• Exercise input

- Opening Delimiter -

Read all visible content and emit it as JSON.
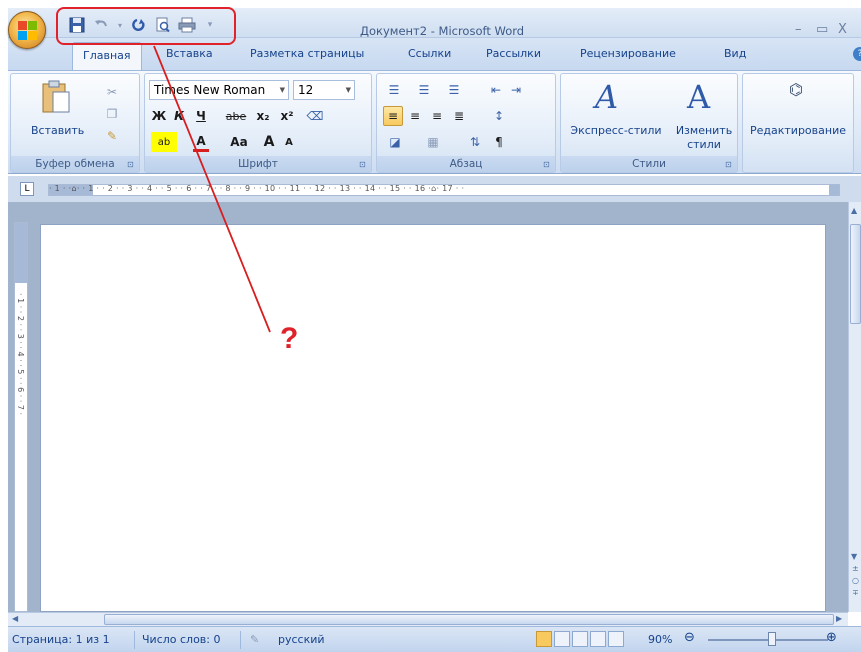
{
  "window": {
    "title": "Документ2 - Microsoft Word",
    "minimize": "–",
    "restore": "▭",
    "close": "X"
  },
  "quick_access": {
    "save": "save-icon",
    "undo": "undo-icon",
    "redo": "redo-icon",
    "print_preview": "print-preview-icon",
    "print": "print-icon"
  },
  "tabs": [
    {
      "label": "Главная",
      "active": true
    },
    {
      "label": "Вставка"
    },
    {
      "label": "Разметка страницы"
    },
    {
      "label": "Ссылки"
    },
    {
      "label": "Рассылки"
    },
    {
      "label": "Рецензирование"
    },
    {
      "label": "Вид"
    }
  ],
  "ribbon": {
    "clipboard": {
      "label": "Буфер обмена",
      "paste": "Вставить"
    },
    "font": {
      "label": "Шрифт",
      "font_name": "Times New Roman",
      "font_size": "12",
      "bold": "Ж",
      "italic": "К",
      "underline": "Ч",
      "strike": "abe",
      "subscript": "x₂",
      "superscript": "x²",
      "case": "Aa",
      "grow": "A",
      "shrink": "A"
    },
    "paragraph": {
      "label": "Абзац",
      "pilcrow": "¶"
    },
    "styles": {
      "label": "Стили",
      "quick_styles": "Экспресс-стили",
      "change_styles_1": "Изменить",
      "change_styles_2": "стили"
    },
    "editing": {
      "label": "Редактирование"
    }
  },
  "ruler": {
    "numbers": "· 1 · ·⌂· · 1 · · 2 · · 3 · · 4 · · 5 · · 6 · · 7 · · 8 · · 9 · · 10 · · 11 · · 12 · · 13 · · 14 · · 15 · · 16 ·⌂· 17 · ·",
    "vertical": "· 1 · · 2 · · 3 · · 4 · · 5 · · 6 · · 7 ·"
  },
  "statusbar": {
    "page": "Страница: 1 из 1",
    "words": "Число слов: 0",
    "language": "русский",
    "zoom": "90%"
  },
  "annotation": {
    "question": "?"
  },
  "colors": {
    "accent": "#15428b",
    "highlight": "#e0222a"
  }
}
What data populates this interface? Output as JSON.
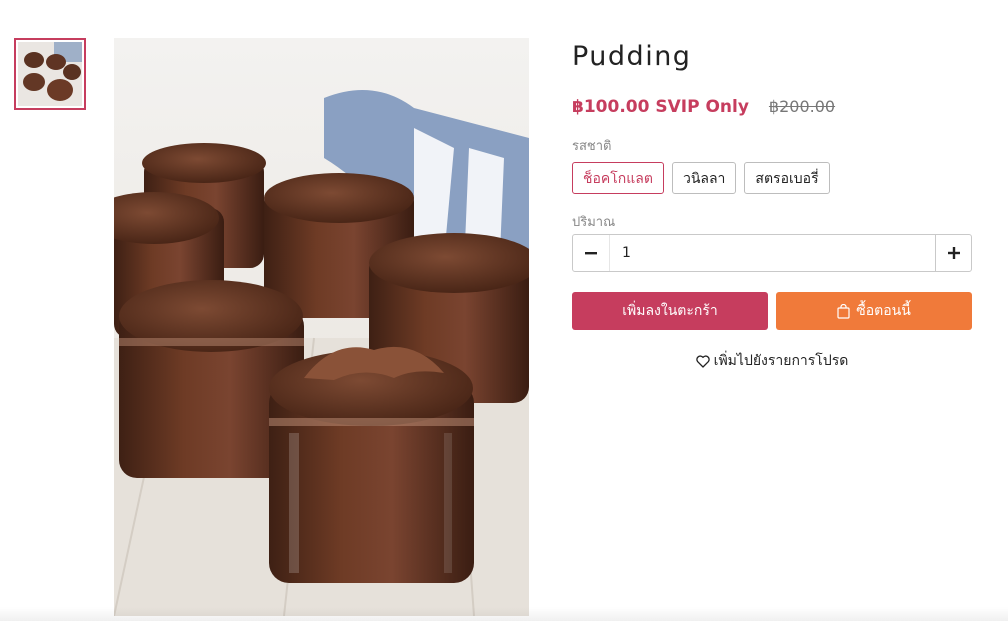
{
  "product": {
    "title": "Pudding",
    "price": "฿100.00 SVIP Only",
    "old_price": "฿200.00",
    "image_alt": "chocolate pudding jars"
  },
  "options": {
    "flavor_label": "รสชาติ",
    "flavors": [
      "ช็อคโกแลต",
      "วนิลลา",
      "สตรอเบอรี่"
    ],
    "selected_flavor": "ช็อคโกแลต"
  },
  "quantity": {
    "label": "ปริมาณ",
    "value": "1",
    "minus_icon": "minus-icon",
    "plus_icon": "plus-icon"
  },
  "actions": {
    "add_to_cart": "เพิ่มลงในตะกร้า",
    "buy_now": "ซื้อตอนนี้",
    "buy_now_icon": "shopping-bag-icon",
    "wishlist": "เพิ่มไปยังรายการโปรด",
    "wishlist_icon": "heart-icon"
  },
  "colors": {
    "accent": "#c63d5e",
    "buy_now": "#f07a3a"
  }
}
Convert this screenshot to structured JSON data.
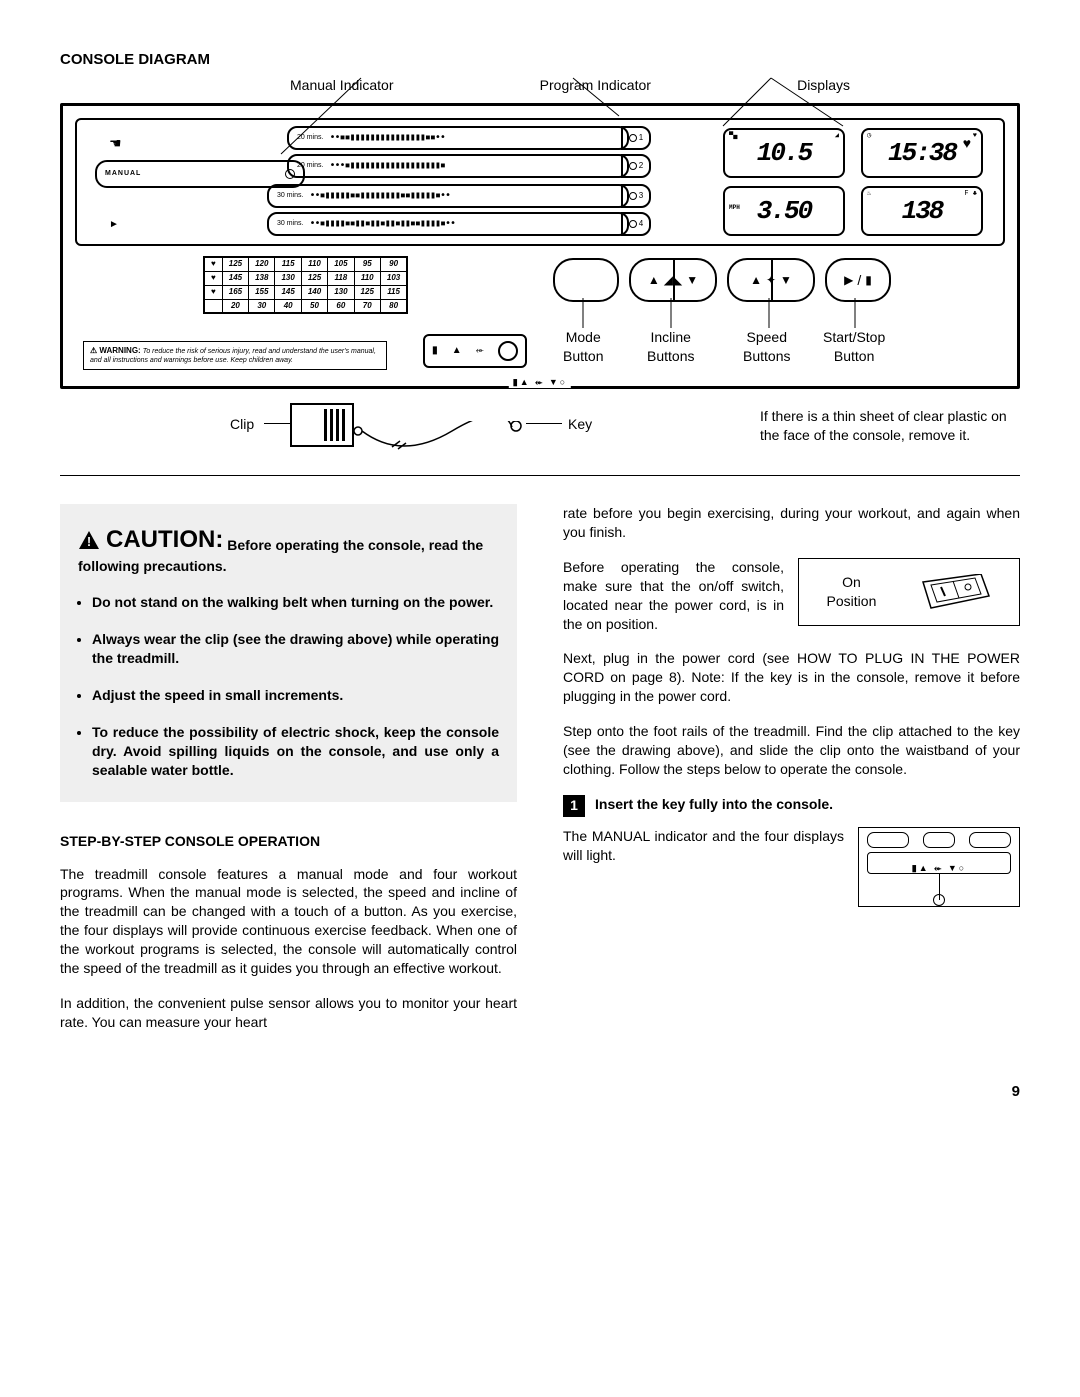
{
  "page_number": "9",
  "console_diagram": {
    "title": "CONSOLE DIAGRAM",
    "top_labels": {
      "manual_indicator": "Manual Indicator",
      "program_indicator": "Program Indicator",
      "displays": "Displays"
    },
    "manual_label": "MANUAL",
    "program_rows": [
      {
        "prefix": "20 mins.",
        "led": "1"
      },
      {
        "prefix": "20 mins.",
        "led": "2"
      },
      {
        "prefix": "30 mins.",
        "led": "3"
      },
      {
        "prefix": "30 mins.",
        "led": "4"
      }
    ],
    "displays_values": {
      "top_left": "10.5",
      "top_right": "15:38",
      "bottom_left": "3.50",
      "bottom_left_unit": "MPH",
      "bottom_right": "138",
      "bottom_right_unit": "F ♣"
    },
    "hr_table": [
      [
        "♥",
        "125",
        "120",
        "115",
        "110",
        "105",
        "95",
        "90"
      ],
      [
        "♥",
        "145",
        "138",
        "130",
        "125",
        "118",
        "110",
        "103"
      ],
      [
        "♥",
        "165",
        "155",
        "145",
        "140",
        "130",
        "125",
        "115"
      ],
      [
        "",
        "20",
        "30",
        "40",
        "50",
        "60",
        "70",
        "80"
      ]
    ],
    "warning_panel": {
      "lead": "⚠ WARNING:",
      "text": "To reduce the risk of serious injury, read and understand the user's manual, and all instructions and warnings before use. Keep children away."
    },
    "button_labels": {
      "mode": "Mode\nButton",
      "incline": "Incline\nButtons",
      "speed": "Speed\nButtons",
      "startstop": "Start/Stop\nButton"
    },
    "clip_label": "Clip",
    "key_label": "Key",
    "side_note": "If there is a thin sheet of clear plastic on the face of the console, remove it."
  },
  "caution": {
    "lead": "CAUTION:",
    "tail": "Before operating the console, read the following precautions.",
    "bullets": [
      "Do not stand on the walking belt when turning on the power.",
      "Always wear the clip (see the drawing above) while operating the treadmill.",
      "Adjust the speed in small increments.",
      "To reduce the possibility of electric shock, keep the console dry. Avoid spilling liquids on the console, and use only a sealable  water bottle."
    ]
  },
  "operation": {
    "heading": "STEP-BY-STEP CONSOLE OPERATION",
    "para1": "The treadmill console features a manual mode and four workout programs. When the manual mode is selected, the speed and incline of the treadmill can be changed with a touch of a button. As you exercise, the four displays will provide continuous exercise feedback. When one of the workout programs is selected, the console will automatically control the speed of the treadmill as it guides you through an effective workout.",
    "para2": "In addition, the convenient pulse sensor allows you to monitor your heart rate. You can measure your heart"
  },
  "right_col": {
    "cont": "rate before you begin exercising, during your workout, and again when you finish.",
    "on_para": "Before operating the console, make sure that the on/off switch, located near the power cord, is in the on position.",
    "on_label": "On\nPosition",
    "plug_para": "Next, plug in the power cord (see HOW TO PLUG IN THE POWER CORD on page 8). Note: If the key is in the console, remove it before plugging in the power cord.",
    "step_para": "Step onto the foot rails of the treadmill. Find the clip attached to the key (see the drawing above), and slide the clip onto the waistband of your clothing. Follow the steps below to operate the console.",
    "step1": {
      "num": "1",
      "title": "Insert the key fully into the console.",
      "body": "The MANUAL indicator and the four displays will light."
    }
  }
}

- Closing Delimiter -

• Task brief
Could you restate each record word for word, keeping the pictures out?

• Output
Read all visible content and emit it as JSON.
{
  "window": {
    "title": "Документ2 - Microsoft Word",
    "minimize": "–",
    "restore": "▭",
    "close": "X"
  },
  "quick_access": {
    "save": "save-icon",
    "undo": "undo-icon",
    "redo": "redo-icon",
    "print_preview": "print-preview-icon",
    "print": "print-icon"
  },
  "tabs": [
    {
      "label": "Главная",
      "active": true
    },
    {
      "label": "Вставка"
    },
    {
      "label": "Разметка страницы"
    },
    {
      "label": "Ссылки"
    },
    {
      "label": "Рассылки"
    },
    {
      "label": "Рецензирование"
    },
    {
      "label": "Вид"
    }
  ],
  "ribbon": {
    "clipboard": {
      "label": "Буфер обмена",
      "paste": "Вставить"
    },
    "font": {
      "label": "Шрифт",
      "font_name": "Times New Roman",
      "font_size": "12",
      "bold": "Ж",
      "italic": "К",
      "underline": "Ч",
      "strike": "abe",
      "subscript": "x₂",
      "superscript": "x²",
      "case": "Aa",
      "grow": "A",
      "shrink": "A"
    },
    "paragraph": {
      "label": "Абзац",
      "pilcrow": "¶"
    },
    "styles": {
      "label": "Стили",
      "quick_styles": "Экспресс-стили",
      "change_styles_1": "Изменить",
      "change_styles_2": "стили"
    },
    "editing": {
      "label": "Редактирование"
    }
  },
  "ruler": {
    "numbers": "· 1 · ·⌂· · 1 · · 2 · · 3 · · 4 · · 5 · · 6 · · 7 · · 8 · · 9 · · 10 · · 11 · · 12 · · 13 · · 14 · · 15 · · 16 ·⌂· 17 · ·",
    "vertical": "· 1 · · 2 · · 3 · · 4 · · 5 · · 6 · · 7 ·"
  },
  "statusbar": {
    "page": "Страница: 1 из 1",
    "words": "Число слов: 0",
    "language": "русский",
    "zoom": "90%"
  },
  "annotation": {
    "question": "?"
  },
  "colors": {
    "accent": "#15428b",
    "highlight": "#e0222a"
  }
}
What data populates this interface? Output as JSON.
{
  "product": {
    "title": "Pudding",
    "price": "฿100.00 SVIP Only",
    "old_price": "฿200.00",
    "image_alt": "chocolate pudding jars"
  },
  "options": {
    "flavor_label": "รสชาติ",
    "flavors": [
      "ช็อคโกแลต",
      "วนิลลา",
      "สตรอเบอรี่"
    ],
    "selected_flavor": "ช็อคโกแลต"
  },
  "quantity": {
    "label": "ปริมาณ",
    "value": "1",
    "minus_icon": "minus-icon",
    "plus_icon": "plus-icon"
  },
  "actions": {
    "add_to_cart": "เพิ่มลงในตะกร้า",
    "buy_now": "ซื้อตอนนี้",
    "buy_now_icon": "shopping-bag-icon",
    "wishlist": "เพิ่มไปยังรายการโปรด",
    "wishlist_icon": "heart-icon"
  },
  "colors": {
    "accent": "#c63d5e",
    "buy_now": "#f07a3a"
  }
}
Convert this screenshot to structured JSON data.
{
  "page_number": "9",
  "console_diagram": {
    "title": "CONSOLE DIAGRAM",
    "top_labels": {
      "manual_indicator": "Manual Indicator",
      "program_indicator": "Program Indicator",
      "displays": "Displays"
    },
    "manual_label": "MANUAL",
    "program_rows": [
      {
        "prefix": "20 mins.",
        "led": "1"
      },
      {
        "prefix": "20 mins.",
        "led": "2"
      },
      {
        "prefix": "30 mins.",
        "led": "3"
      },
      {
        "prefix": "30 mins.",
        "led": "4"
      }
    ],
    "displays_values": {
      "top_left": "10.5",
      "top_right": "15:38",
      "bottom_left": "3.50",
      "bottom_left_unit": "MPH",
      "bottom_right": "138",
      "bottom_right_unit": "F ♣"
    },
    "hr_table": [
      [
        "♥",
        "125",
        "120",
        "115",
        "110",
        "105",
        "95",
        "90"
      ],
      [
        "♥",
        "145",
        "138",
        "130",
        "125",
        "118",
        "110",
        "103"
      ],
      [
        "♥",
        "165",
        "155",
        "145",
        "140",
        "130",
        "125",
        "115"
      ],
      [
        "",
        "20",
        "30",
        "40",
        "50",
        "60",
        "70",
        "80"
      ]
    ],
    "warning_panel": {
      "lead": "⚠ WARNING:",
      "text": "To reduce the risk of serious injury, read and understand the user's manual, and all instructions and warnings before use. Keep children away."
    },
    "button_labels": {
      "mode": "Mode\nButton",
      "incline": "Incline\nButtons",
      "speed": "Speed\nButtons",
      "startstop": "Start/Stop\nButton"
    },
    "clip_label": "Clip",
    "key_label": "Key",
    "side_note": "If there is a thin sheet of clear plastic on the face of the console, remove it."
  },
  "caution": {
    "lead": "CAUTION:",
    "tail": "Before operating the console, read the following precautions.",
    "bullets": [
      "Do not stand on the walking belt when turning on the power.",
      "Always wear the clip (see the drawing above) while operating the treadmill.",
      "Adjust the speed in small increments.",
      "To reduce the possibility of electric shock, keep the console dry. Avoid spilling liquids on the console, and use only a sealable  water bottle."
    ]
  },
  "operation": {
    "heading": "STEP-BY-STEP CONSOLE OPERATION",
    "para1": "The treadmill console features a manual mode and four workout programs. When the manual mode is selected, the speed and incline of the treadmill can be changed with a touch of a button. As you exercise, the four displays will provide continuous exercise feedback. When one of the workout programs is selected, the console will automatically control the speed of the treadmill as it guides you through an effective workout.",
    "para2": "In addition, the convenient pulse sensor allows you to monitor your heart rate. You can measure your heart"
  },
  "right_col": {
    "cont": "rate before you begin exercising, during your workout, and again when you finish.",
    "on_para": "Before operating the console, make sure that the on/off switch, located near the power cord, is in the on position.",
    "on_label": "On\nPosition",
    "plug_para": "Next, plug in the power cord (see HOW TO PLUG IN THE POWER CORD on page 8). Note: If the key is in the console, remove it before plugging in the power cord.",
    "step_para": "Step onto the foot rails of the treadmill. Find the clip attached to the key (see the drawing above), and slide the clip onto the waistband of your clothing. Follow the steps below to operate the console.",
    "step1": {
      "num": "1",
      "title": "Insert the key fully into the console.",
      "body": "The MANUAL indicator and the four displays will light."
    }
  }
}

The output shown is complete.